If FarmWife could afford a more high-tech divider system, then perhaps we would use something different. One day, we may even have real gates.

Here, then, is my barn in progress. Please forgive the absence of siding and the incompletely-papered walls.

Goat accomodations.
Note the abundance of alfalfa and a terribly obstructive gate barring entry to me, Fenway Bartholomule.
Pardon the lumber pile, which will be moving, and observe the little blue barn in the distance:
it belongs to the neighbors, and FarmWife can finally stop coveting it! 

Hay storage. Someday, we shall have a real floor. Today, we have this tarp-strewn platform.
 It's classic Wickersham style at its best. 

Me, Fenway Bartholomule, standing in the spot where alfalfa used to be served
back when the goats had a shed-within-a-shed. The lopsided construct in the background is FarmWife's
attempt at building a goat shed. It is about to serve the third of three purposes: first, it sheltered Burzom, Bowdoin, and Briony Bluebell during weaning. Second, it allowed FarmWife to better understand the limits of her carpentry skills. Third, it will accomodate ducks when we add them to the family in March. 
The barn viewed from the south. Note the ample overhang, under which FarmHusband will place his lumber.

Barn from the East. Note roof height, the better for to stack hay beneath.
 The cruddy row of bent-up gates is a temporary solution to keep us from eating the felt paper before the barn is sided. 

Me, Fenway Bartholomule, basking in the ambient light which is allowed in by transparent roof panels.
It's February in Western Washington—we can use all the light we can get.
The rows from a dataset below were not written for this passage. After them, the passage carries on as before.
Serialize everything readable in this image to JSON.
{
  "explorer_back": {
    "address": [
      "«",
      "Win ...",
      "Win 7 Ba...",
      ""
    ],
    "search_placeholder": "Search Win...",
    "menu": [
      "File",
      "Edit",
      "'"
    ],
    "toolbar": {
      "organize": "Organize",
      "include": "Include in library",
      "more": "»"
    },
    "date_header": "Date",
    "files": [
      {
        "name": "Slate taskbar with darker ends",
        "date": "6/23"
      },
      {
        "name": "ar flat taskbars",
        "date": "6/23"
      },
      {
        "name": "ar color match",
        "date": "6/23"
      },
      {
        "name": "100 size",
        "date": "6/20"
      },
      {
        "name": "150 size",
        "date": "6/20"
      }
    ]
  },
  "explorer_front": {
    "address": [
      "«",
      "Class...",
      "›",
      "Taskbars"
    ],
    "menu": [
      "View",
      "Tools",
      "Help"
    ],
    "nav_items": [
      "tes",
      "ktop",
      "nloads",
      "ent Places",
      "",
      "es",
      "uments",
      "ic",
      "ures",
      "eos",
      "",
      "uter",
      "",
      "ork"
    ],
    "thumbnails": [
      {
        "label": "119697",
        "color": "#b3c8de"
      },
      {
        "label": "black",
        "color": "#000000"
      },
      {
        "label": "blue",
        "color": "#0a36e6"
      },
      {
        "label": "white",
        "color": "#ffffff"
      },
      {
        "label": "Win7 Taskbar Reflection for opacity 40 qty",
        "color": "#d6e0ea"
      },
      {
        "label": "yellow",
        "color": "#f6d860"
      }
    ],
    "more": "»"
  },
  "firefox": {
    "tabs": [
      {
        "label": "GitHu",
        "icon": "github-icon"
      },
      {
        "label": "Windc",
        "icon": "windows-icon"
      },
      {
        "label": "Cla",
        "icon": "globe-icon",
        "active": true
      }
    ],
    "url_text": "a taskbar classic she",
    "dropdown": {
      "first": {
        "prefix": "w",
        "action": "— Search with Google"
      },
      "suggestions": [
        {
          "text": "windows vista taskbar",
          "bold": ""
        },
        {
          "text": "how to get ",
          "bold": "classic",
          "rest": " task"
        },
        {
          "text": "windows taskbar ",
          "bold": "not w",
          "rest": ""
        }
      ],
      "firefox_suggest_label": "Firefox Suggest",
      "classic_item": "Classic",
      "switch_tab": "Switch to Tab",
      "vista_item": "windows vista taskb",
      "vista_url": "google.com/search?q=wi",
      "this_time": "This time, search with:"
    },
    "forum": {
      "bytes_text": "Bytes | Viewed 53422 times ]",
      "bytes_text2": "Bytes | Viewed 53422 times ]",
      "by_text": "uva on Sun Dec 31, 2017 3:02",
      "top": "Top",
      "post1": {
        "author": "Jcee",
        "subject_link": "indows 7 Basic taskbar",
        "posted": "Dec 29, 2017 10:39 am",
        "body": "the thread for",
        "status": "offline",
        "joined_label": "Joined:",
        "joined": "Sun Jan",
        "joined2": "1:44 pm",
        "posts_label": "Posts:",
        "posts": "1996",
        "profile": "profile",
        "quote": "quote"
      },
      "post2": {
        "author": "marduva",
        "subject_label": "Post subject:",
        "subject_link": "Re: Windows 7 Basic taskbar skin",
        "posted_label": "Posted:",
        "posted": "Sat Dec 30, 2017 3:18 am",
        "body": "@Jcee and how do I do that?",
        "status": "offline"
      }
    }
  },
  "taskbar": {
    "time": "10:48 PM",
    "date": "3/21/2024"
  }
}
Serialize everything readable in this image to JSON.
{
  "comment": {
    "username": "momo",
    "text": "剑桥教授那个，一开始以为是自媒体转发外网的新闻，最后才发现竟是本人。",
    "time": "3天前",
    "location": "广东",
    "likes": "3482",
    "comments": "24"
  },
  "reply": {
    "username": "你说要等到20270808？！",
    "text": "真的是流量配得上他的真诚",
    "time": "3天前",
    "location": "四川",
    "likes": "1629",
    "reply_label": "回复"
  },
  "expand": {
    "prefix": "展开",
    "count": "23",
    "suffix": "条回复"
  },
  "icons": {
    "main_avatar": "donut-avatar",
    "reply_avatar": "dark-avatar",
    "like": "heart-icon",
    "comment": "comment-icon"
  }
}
Note the flags, which are a nod to
Save Your Ass Equine Rescue who recently decorated their new quarantine barn with same.